(Data records for software interfaces)

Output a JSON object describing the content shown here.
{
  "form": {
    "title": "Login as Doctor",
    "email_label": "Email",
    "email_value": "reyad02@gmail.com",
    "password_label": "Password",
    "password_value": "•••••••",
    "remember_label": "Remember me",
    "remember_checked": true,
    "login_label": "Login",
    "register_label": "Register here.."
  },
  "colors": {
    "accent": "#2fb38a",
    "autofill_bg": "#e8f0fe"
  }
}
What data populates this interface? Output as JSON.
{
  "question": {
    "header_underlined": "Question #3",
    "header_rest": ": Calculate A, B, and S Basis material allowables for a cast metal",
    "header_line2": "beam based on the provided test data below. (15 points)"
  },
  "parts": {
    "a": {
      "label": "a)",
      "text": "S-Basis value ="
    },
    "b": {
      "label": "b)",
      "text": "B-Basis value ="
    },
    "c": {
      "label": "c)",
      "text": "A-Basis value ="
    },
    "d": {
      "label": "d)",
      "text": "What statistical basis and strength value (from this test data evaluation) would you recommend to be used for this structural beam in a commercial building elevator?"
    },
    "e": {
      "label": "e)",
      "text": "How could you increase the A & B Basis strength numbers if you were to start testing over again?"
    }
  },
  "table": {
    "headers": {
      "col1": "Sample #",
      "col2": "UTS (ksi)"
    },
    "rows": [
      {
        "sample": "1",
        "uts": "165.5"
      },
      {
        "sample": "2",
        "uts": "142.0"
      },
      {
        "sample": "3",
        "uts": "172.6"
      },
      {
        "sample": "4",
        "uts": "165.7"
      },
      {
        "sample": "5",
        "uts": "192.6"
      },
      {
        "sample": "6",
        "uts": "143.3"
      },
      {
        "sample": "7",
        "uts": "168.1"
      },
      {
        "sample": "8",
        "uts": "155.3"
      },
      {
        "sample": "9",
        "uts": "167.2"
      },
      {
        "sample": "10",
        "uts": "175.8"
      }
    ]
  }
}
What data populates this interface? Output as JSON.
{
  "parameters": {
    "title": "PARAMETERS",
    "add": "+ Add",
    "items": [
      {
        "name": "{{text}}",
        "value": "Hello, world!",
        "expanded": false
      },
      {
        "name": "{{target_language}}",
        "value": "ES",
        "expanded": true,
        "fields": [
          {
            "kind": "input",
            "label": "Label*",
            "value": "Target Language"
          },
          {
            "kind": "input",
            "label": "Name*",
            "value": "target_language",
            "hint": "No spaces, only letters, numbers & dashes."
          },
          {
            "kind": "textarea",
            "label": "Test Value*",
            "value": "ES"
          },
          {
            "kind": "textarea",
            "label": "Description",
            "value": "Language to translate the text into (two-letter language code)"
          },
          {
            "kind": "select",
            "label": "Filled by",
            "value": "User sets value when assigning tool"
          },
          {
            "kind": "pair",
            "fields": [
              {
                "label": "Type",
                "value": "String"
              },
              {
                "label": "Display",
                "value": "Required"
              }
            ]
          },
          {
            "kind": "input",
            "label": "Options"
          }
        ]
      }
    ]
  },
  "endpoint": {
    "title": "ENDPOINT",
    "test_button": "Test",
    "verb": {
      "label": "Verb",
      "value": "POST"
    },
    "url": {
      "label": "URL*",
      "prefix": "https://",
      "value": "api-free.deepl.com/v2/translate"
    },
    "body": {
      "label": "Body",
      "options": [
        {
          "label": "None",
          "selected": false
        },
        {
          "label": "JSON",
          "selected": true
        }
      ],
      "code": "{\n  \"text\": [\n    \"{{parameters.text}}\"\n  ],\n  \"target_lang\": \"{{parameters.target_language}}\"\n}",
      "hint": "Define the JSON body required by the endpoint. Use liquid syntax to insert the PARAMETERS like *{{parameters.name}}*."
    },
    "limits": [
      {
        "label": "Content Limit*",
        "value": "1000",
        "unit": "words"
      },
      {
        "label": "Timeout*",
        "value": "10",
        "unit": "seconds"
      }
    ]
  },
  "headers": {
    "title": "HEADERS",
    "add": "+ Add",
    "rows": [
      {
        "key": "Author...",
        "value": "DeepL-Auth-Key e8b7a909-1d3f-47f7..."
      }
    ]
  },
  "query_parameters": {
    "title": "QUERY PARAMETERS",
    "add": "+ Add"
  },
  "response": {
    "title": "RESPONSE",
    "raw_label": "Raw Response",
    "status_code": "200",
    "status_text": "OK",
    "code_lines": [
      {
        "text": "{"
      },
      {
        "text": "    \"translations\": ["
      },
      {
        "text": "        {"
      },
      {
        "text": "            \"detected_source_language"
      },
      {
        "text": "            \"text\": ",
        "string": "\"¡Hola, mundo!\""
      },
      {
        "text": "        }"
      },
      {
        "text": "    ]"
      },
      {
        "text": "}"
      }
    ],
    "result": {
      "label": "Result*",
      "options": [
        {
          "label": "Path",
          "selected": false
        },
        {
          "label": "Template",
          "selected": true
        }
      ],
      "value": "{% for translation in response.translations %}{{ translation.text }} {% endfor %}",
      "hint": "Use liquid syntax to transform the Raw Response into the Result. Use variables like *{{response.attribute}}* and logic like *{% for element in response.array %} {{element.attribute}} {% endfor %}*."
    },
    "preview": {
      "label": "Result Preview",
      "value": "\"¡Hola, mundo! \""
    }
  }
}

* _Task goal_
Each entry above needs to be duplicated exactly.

* _Exercise answer_
Output a JSON object describing the content shown here.
{
  "form": {
    "title": "Login as Doctor",
    "email_label": "Email",
    "email_value": "reyad02@gmail.com",
    "password_label": "Password",
    "password_value": "•••••••",
    "remember_label": "Remember me",
    "remember_checked": true,
    "login_label": "Login",
    "register_label": "Register here.."
  },
  "colors": {
    "accent": "#2fb38a",
    "autofill_bg": "#e8f0fe"
  }
}
What data populates this interface? Output as JSON.
{
  "question": {
    "header_underlined": "Question #3",
    "header_rest": ": Calculate A, B, and S Basis material allowables for a cast metal",
    "header_line2": "beam based on the provided test data below. (15 points)"
  },
  "parts": {
    "a": {
      "label": "a)",
      "text": "S-Basis value ="
    },
    "b": {
      "label": "b)",
      "text": "B-Basis value ="
    },
    "c": {
      "label": "c)",
      "text": "A-Basis value ="
    },
    "d": {
      "label": "d)",
      "text": "What statistical basis and strength value (from this test data evaluation) would you recommend to be used for this structural beam in a commercial building elevator?"
    },
    "e": {
      "label": "e)",
      "text": "How could you increase the A & B Basis strength numbers if you were to start testing over again?"
    }
  },
  "table": {
    "headers": {
      "col1": "Sample #",
      "col2": "UTS (ksi)"
    },
    "rows": [
      {
        "sample": "1",
        "uts": "165.5"
      },
      {
        "sample": "2",
        "uts": "142.0"
      },
      {
        "sample": "3",
        "uts": "172.6"
      },
      {
        "sample": "4",
        "uts": "165.7"
      },
      {
        "sample": "5",
        "uts": "192.6"
      },
      {
        "sample": "6",
        "uts": "143.3"
      },
      {
        "sample": "7",
        "uts": "168.1"
      },
      {
        "sample": "8",
        "uts": "155.3"
      },
      {
        "sample": "9",
        "uts": "167.2"
      },
      {
        "sample": "10",
        "uts": "175.8"
      }
    ]
  }
}
What data populates this interface? Output as JSON.
{
  "parameters": {
    "title": "PARAMETERS",
    "add": "+ Add",
    "items": [
      {
        "name": "{{text}}",
        "value": "Hello, world!",
        "expanded": false
      },
      {
        "name": "{{target_language}}",
        "value": "ES",
        "expanded": true,
        "fields": [
          {
            "kind": "input",
            "label": "Label*",
            "value": "Target Language"
          },
          {
            "kind": "input",
            "label": "Name*",
            "value": "target_language",
            "hint": "No spaces, only letters, numbers & dashes."
          },
          {
            "kind": "textarea",
            "label": "Test Value*",
            "value": "ES"
          },
          {
            "kind": "textarea",
            "label": "Description",
            "value": "Language to translate the text into (two-letter language code)"
          },
          {
            "kind": "select",
            "label": "Filled by",
            "value": "User sets value when assigning tool"
          },
          {
            "kind": "pair",
            "fields": [
              {
                "label": "Type",
                "value": "String"
              },
              {
                "label": "Display",
                "value": "Required"
              }
            ]
          },
          {
            "kind": "input",
            "label": "Options"
          }
        ]
      }
    ]
  },
  "endpoint": {
    "title": "ENDPOINT",
    "test_button": "Test",
    "verb": {
      "label": "Verb",
      "value": "POST"
    },
    "url": {
      "label": "URL*",
      "prefix": "https://",
      "value": "api-free.deepl.com/v2/translate"
    },
    "body": {
      "label": "Body",
      "options": [
        {
          "label": "None",
          "selected": false
        },
        {
          "label": "JSON",
          "selected": true
        }
      ],
      "code": "{\n  \"text\": [\n    \"{{parameters.text}}\"\n  ],\n  \"target_lang\": \"{{parameters.target_language}}\"\n}",
      "hint": "Define the JSON body required by the endpoint. Use liquid syntax to insert the PARAMETERS like *{{parameters.name}}*."
    },
    "limits": [
      {
        "label": "Content Limit*",
        "value": "1000",
        "unit": "words"
      },
      {
        "label": "Timeout*",
        "value": "10",
        "unit": "seconds"
      }
    ]
  },
  "headers": {
    "title": "HEADERS",
    "add": "+ Add",
    "rows": [
      {
        "key": "Author...",
        "value": "DeepL-Auth-Key e8b7a909-1d3f-47f7..."
      }
    ]
  },
  "query_parameters": {
    "title": "QUERY PARAMETERS",
    "add": "+ Add"
  },
  "response": {
    "title": "RESPONSE",
    "raw_label": "Raw Response",
    "status_code": "200",
    "status_text": "OK",
    "code_lines": [
      {
        "text": "{"
      },
      {
        "text": "    \"translations\": ["
      },
      {
        "text": "        {"
      },
      {
        "text": "            \"detected_source_language"
      },
      {
        "text": "            \"text\": ",
        "string": "\"¡Hola, mundo!\""
      },
      {
        "text": "        }"
      },
      {
        "text": "    ]"
      },
      {
        "text": "}"
      }
    ],
    "result": {
      "label": "Result*",
      "options": [
        {
          "label": "Path",
          "selected": false
        },
        {
          "label": "Template",
          "selected": true
        }
      ],
      "value": "{% for translation in response.translations %}{{ translation.text }} {% endfor %}",
      "hint": "Use liquid syntax to transform the Raw Response into the Result. Use variables like *{{response.attribute}}* and logic like *{% for element in response.array %} {{element.attribute}} {% endfor %}*."
    },
    "preview": {
      "label": "Result Preview",
      "value": "\"¡Hola, mundo! \""
    }
  }
}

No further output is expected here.